%%
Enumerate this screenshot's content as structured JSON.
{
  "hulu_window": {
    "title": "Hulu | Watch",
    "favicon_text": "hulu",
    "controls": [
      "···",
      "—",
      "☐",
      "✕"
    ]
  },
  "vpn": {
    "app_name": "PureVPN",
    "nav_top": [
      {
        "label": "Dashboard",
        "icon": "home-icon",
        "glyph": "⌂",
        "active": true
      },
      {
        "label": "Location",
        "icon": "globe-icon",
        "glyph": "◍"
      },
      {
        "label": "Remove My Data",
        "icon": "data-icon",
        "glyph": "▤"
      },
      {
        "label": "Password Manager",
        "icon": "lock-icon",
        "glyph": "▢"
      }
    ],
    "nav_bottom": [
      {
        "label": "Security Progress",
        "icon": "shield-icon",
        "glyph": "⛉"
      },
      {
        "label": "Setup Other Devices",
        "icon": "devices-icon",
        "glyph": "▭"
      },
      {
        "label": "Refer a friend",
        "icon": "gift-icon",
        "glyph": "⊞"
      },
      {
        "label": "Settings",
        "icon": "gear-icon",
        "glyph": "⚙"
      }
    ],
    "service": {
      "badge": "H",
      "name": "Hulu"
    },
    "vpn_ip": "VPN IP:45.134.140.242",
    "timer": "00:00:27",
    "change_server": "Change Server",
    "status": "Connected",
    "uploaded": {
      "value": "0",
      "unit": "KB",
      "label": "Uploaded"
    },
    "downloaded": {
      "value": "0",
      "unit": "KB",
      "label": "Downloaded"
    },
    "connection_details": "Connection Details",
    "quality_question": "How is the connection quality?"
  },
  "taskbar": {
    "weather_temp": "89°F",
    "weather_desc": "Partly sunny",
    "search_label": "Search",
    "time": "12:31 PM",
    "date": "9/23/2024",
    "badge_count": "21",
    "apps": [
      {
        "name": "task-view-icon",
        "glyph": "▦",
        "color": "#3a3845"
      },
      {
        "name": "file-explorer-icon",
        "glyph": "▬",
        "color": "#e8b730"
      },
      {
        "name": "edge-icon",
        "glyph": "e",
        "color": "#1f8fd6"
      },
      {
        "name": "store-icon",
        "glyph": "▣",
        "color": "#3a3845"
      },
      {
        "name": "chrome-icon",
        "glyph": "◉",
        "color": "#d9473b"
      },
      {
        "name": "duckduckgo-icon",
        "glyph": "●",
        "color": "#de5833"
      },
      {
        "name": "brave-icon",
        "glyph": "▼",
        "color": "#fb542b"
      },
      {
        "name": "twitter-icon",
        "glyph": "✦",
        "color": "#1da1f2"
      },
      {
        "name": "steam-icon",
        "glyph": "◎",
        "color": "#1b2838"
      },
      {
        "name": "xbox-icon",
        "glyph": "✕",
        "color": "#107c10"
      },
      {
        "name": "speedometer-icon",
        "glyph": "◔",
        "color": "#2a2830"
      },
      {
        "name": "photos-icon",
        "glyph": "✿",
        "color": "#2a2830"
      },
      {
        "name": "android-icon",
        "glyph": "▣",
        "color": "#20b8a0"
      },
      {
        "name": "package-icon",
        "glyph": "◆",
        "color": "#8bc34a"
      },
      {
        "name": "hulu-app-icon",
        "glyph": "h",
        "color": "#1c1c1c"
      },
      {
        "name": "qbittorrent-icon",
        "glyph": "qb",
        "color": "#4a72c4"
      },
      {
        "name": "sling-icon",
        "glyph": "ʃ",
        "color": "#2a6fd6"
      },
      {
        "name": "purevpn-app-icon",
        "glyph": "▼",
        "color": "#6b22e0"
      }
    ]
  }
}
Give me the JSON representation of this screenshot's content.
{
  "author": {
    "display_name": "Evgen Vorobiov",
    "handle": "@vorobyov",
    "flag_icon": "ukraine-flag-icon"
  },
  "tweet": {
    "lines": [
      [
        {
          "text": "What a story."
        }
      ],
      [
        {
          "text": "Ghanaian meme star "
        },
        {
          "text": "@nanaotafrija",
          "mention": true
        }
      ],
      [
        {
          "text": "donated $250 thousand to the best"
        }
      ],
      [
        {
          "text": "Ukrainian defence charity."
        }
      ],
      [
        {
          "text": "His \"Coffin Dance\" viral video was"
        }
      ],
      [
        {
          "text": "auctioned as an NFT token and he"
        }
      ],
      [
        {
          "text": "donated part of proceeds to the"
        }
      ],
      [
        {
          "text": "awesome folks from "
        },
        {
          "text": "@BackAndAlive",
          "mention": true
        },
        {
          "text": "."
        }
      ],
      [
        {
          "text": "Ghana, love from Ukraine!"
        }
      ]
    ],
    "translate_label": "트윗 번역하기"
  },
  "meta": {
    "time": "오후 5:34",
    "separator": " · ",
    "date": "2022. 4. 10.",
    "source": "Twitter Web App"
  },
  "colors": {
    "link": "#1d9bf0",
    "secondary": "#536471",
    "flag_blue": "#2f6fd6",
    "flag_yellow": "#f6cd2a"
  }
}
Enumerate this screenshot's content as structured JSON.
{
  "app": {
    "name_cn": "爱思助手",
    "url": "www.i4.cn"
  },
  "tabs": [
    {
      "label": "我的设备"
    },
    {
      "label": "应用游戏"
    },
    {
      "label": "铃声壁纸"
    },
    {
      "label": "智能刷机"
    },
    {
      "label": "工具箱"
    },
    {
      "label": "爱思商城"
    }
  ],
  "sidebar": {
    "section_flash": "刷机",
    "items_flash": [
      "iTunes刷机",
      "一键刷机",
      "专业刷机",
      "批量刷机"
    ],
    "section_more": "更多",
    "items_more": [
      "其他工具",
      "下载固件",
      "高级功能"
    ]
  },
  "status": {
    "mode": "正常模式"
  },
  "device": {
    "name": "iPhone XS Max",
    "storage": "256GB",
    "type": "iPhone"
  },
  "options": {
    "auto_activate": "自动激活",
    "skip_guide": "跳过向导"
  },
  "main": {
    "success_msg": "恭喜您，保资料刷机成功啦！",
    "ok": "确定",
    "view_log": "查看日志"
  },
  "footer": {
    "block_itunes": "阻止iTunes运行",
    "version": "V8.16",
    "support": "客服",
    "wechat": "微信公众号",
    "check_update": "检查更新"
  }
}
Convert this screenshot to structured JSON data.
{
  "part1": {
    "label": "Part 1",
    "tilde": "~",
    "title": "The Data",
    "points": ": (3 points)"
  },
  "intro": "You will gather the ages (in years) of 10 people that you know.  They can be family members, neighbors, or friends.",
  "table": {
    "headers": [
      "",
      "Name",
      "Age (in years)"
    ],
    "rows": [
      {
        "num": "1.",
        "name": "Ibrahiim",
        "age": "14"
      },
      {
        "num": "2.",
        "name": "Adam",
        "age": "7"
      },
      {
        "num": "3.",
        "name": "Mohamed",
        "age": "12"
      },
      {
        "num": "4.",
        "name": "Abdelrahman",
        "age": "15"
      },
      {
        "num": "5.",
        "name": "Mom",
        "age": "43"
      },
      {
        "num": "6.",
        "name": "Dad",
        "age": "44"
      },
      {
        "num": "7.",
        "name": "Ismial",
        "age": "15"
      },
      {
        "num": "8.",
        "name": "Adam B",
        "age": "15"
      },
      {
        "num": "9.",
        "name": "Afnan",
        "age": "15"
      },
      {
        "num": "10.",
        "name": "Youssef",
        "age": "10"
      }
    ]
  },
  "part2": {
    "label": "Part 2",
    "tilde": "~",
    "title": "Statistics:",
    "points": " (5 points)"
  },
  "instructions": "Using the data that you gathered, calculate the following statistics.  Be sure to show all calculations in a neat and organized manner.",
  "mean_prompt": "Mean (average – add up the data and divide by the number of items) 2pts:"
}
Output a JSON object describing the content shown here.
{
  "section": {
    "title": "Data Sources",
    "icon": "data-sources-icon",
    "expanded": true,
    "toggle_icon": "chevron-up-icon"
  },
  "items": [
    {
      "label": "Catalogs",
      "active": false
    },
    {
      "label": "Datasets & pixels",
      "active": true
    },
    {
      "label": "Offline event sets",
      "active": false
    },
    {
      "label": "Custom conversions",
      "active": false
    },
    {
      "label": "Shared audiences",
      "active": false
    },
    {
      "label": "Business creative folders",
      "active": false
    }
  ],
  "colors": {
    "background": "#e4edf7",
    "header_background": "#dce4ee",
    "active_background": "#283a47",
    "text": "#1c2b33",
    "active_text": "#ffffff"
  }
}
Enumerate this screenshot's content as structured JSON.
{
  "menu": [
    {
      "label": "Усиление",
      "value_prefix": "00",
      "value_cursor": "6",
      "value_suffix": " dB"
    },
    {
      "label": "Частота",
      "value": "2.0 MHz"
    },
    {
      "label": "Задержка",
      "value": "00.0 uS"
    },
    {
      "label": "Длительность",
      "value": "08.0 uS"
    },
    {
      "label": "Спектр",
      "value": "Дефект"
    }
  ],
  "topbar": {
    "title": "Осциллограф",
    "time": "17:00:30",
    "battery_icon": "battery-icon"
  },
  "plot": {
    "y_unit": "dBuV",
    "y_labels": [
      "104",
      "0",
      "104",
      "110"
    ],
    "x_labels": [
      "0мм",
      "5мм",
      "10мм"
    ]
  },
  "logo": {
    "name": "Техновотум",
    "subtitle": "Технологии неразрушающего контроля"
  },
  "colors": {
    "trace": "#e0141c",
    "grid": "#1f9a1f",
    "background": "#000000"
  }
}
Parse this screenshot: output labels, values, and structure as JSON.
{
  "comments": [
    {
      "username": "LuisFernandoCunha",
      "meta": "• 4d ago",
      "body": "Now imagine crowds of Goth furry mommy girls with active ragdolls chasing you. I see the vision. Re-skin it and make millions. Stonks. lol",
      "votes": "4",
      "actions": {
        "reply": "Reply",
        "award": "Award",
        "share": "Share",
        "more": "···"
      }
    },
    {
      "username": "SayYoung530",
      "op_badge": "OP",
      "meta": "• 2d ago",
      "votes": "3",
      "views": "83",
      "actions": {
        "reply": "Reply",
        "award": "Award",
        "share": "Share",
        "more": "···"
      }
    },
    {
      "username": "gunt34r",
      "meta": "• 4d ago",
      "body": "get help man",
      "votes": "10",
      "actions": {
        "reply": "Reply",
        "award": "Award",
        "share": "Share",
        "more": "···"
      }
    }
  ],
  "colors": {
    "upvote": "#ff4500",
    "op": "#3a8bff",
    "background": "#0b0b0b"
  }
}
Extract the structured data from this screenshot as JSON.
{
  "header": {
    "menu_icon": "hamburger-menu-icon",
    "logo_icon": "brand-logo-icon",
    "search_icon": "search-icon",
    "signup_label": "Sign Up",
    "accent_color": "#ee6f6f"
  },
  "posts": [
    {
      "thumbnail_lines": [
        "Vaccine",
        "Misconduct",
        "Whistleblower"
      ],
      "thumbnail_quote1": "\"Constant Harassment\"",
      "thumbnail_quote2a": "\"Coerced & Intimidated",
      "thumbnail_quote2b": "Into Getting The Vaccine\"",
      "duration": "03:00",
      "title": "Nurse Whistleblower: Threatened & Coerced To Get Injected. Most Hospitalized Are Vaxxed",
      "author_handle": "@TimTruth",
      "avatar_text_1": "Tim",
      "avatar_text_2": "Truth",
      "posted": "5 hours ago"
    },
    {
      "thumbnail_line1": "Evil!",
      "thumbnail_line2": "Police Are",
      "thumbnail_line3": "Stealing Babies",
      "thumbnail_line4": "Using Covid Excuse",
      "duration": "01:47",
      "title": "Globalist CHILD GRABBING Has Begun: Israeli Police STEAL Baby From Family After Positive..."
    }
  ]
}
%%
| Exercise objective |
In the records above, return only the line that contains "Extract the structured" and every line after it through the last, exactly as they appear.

| Output of the exercise |
Extract the structured data from this screenshot as JSON.
{
  "header": {
    "menu_icon": "hamburger-menu-icon",
    "logo_icon": "brand-logo-icon",
    "search_icon": "search-icon",
    "signup_label": "Sign Up",
    "accent_color": "#ee6f6f"
  },
  "posts": [
    {
      "thumbnail_lines": [
        "Vaccine",
        "Misconduct",
        "Whistleblower"
      ],
      "thumbnail_quote1": "\"Constant Harassment\"",
      "thumbnail_quote2a": "\"Coerced & Intimidated",
      "thumbnail_quote2b": "Into Getting The Vaccine\"",
      "duration": "03:00",
      "title": "Nurse Whistleblower: Threatened & Coerced To Get Injected. Most Hospitalized Are Vaxxed",
      "author_handle": "@TimTruth",
      "avatar_text_1": "Tim",
      "avatar_text_2": "Truth",
      "posted": "5 hours ago"
    },
    {
      "thumbnail_line1": "Evil!",
      "thumbnail_line2": "Police Are",
      "thumbnail_line3": "Stealing Babies",
      "thumbnail_line4": "Using Covid Excuse",
      "duration": "01:47",
      "title": "Globalist CHILD GRABBING Has Begun: Israeli Police STEAL Baby From Family After Positive..."
    }
  ]
}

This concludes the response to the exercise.